■ About this exercise ■
Read through the lines below and copy the ones holding the string "Dining".
::: Supplied entries
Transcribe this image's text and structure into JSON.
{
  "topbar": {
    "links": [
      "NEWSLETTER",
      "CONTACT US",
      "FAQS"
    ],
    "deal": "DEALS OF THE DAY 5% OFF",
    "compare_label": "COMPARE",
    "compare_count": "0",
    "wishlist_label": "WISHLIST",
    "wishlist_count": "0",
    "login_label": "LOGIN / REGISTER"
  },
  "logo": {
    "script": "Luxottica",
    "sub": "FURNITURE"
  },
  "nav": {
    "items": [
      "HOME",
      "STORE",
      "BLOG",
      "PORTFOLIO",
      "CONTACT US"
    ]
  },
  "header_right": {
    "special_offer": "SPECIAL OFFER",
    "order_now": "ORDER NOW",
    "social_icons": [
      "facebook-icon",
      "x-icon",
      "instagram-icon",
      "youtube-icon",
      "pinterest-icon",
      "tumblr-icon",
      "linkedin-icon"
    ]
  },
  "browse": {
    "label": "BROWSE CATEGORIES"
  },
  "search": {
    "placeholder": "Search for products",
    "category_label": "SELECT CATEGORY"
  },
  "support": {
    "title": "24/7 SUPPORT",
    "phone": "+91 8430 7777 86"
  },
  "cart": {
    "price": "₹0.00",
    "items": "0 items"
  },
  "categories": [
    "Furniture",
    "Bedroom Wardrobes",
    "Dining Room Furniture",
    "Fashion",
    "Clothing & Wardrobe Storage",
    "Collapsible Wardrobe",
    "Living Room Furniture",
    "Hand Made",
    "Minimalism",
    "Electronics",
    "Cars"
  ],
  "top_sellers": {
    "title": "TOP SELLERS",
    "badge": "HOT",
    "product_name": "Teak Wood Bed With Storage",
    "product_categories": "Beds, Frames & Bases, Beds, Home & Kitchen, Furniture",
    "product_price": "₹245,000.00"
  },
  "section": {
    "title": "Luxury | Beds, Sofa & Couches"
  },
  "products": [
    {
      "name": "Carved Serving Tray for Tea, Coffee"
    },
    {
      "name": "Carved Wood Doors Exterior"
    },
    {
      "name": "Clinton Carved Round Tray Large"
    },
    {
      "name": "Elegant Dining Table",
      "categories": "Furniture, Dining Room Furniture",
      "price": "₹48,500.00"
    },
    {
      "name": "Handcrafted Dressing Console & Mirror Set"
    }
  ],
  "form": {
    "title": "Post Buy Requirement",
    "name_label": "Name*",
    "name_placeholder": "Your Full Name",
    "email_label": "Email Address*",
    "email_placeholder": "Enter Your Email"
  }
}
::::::
■ Response for this exercise ■
    "Dining Room Furniture",
      "name": "Elegant Dining Table",
      "categories": "Furniture, Dining Room Furniture",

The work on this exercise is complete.